If the Church has defined since the first century (apostolic times, no less) that God's laws against murder apply to abortion equally, as a believing Catholic I am bound to accept that. Even so, my conscience tells me of the wrong and tells me it is murder, so knowing that I couldn't accept it anyway.

Bowing one's knee to the supreme authority of the Magesterium of the Church in all matters is part of what it means to be a good Catholic, and is what separates Catholics from Protestants and from non-Christian faiths.

At Monday, August 20, 2007 9:43:00 AM, Anonymous Elrod said...

Married to a Catholic whose father is quite conservative I've certainly heard these distinctions for many years. I'm fairly convinced of the Church's consistency on the abortion question, even if modern science has helped the Church evolve its position on the matter. There's a reason the Church (and many Protestants for that matter) came out so forcefully against abortion in 1871: biology at the time for the first time demonstrated the "lifelike" capabilities of the fetus. Alas, the 1871 statement was more of a culmination of opinion backed by modern science than a change in course.

On the death penalty, however, the Church has, in fact, altered its stance significantly between JPII and even those of the early 20th century. However, again, the Church used modern research to bolster this switch. Namely, the Church concluded, rightfully, that the modern penitentiary system effectively punishes murderers and removes them from society. When the Church openly supported capital punishment in centuries past, it did so because there simply was no penitentiary system to speak of. If you committed a grave crime you were either locked up in some local jail for a month, exiled, or executed (often with torture). Those were the options. Nowadays we have prisons that can house inmates for decades.

The Church concluded that the death penalty, IN REALITY, serves no moral purpose anymore. It is mere vengeance disguised as justice and is unnecessary to expiate the crime, no matter how heinous. It is for that reason that the Church has expended so much energy the last few years convincing the laity to oppose capital punishment as strongly as legalized abortion. Yes, they are different issues, but they are both incompatible with modern Church teachings. Supporting the death penalty in the US today is as immoral as supporting legalized abortion, as both are grave and gratuitous violations of human life. It may not have always been that way, but it is now.

At Monday, August 20, 2007 10:51:00 AM, Blogger Dave Oatney said...

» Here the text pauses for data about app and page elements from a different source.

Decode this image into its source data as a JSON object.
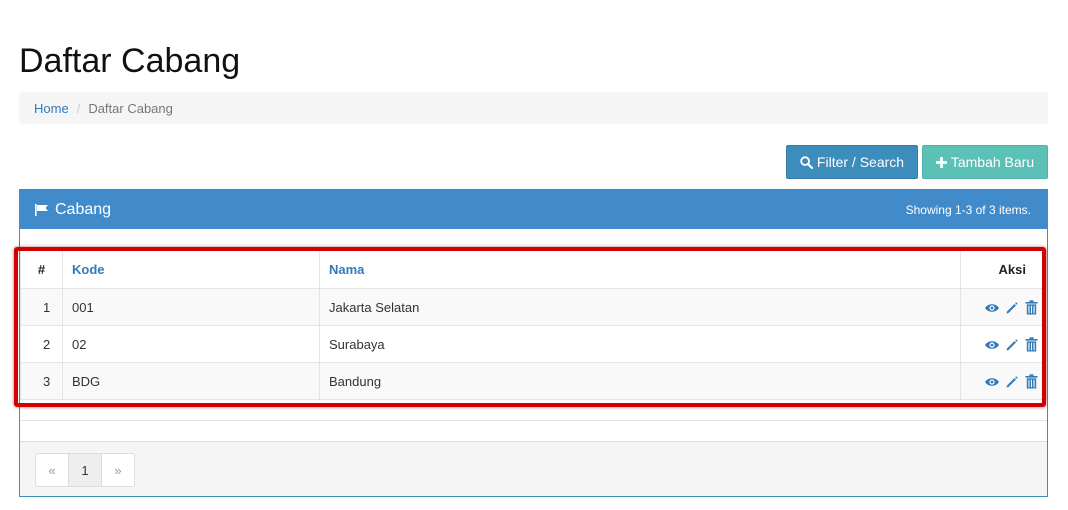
{
  "page": {
    "title": "Daftar Cabang"
  },
  "breadcrumb": {
    "home": "Home",
    "separator": "/",
    "current": "Daftar Cabang"
  },
  "toolbar": {
    "filter_label": "Filter / Search",
    "add_label": "Tambah Baru"
  },
  "panel": {
    "title": "Cabang",
    "summary": "Showing 1-3 of 3 items."
  },
  "table": {
    "headers": {
      "num": "#",
      "kode": "Kode",
      "nama": "Nama",
      "aksi": "Aksi"
    },
    "rows": [
      {
        "num": "1",
        "kode": "001",
        "nama": "Jakarta Selatan"
      },
      {
        "num": "2",
        "kode": "02",
        "nama": "Surabaya"
      },
      {
        "num": "3",
        "kode": "BDG",
        "nama": "Bandung"
      }
    ],
    "row_actions": [
      "view-icon",
      "edit-icon",
      "delete-icon"
    ]
  },
  "pagination": {
    "prev": "«",
    "current": "1",
    "next": "»"
  },
  "colors": {
    "primary": "#428bca",
    "filter_button": "#3c8dbc",
    "add_button": "#5bc0b5",
    "highlight": "#d40000",
    "link": "#337ab7"
  }
}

Can I take it by your statement that you are pro-life, then?

There is little doubt that JP II altered how the Church perceives the use of the death penalty, and he certainly raised the notion that it has no place in modern punishment to a new level. He even altered the wording of the Catechism to provide for that...but the wording is careful indeed-this isn't dogma or doctrine, and the Church imposes no penalty for participating in an execution-something that the doctrine of the Church still allows for.

The reason I raised the point is because I grow tired of people on the Left attempting to call out traditional Catholics for voting for those who support the Death Penalty but who are pro-life on abortion-the Church does make a clear distinction here, the two are not linked in the same way, so for a traditional Catholic, at least, it is a rather meaningless discussion.

That in no way means (as you rightly point out) that opposing the death penalty has no theological or social merit in modern times in its own right. It does.

At Wednesday, August 22, 2007 3:28:00 PM, Blogger Fabian's straight talk said...

Great thing about the Bible is God and Christ gives us certain interpretational rights. This is evidenced when Jesus stated "obay the laws of God and of the Land. Now I am no Catholic (Southern Baptist in fact) but I do believe David has it right about not only abortion but the death penalty.


Post a Comment

<< Home

Locations of visitors to this page
Profile Visitor Map - Click to view visits
Create your own visitor map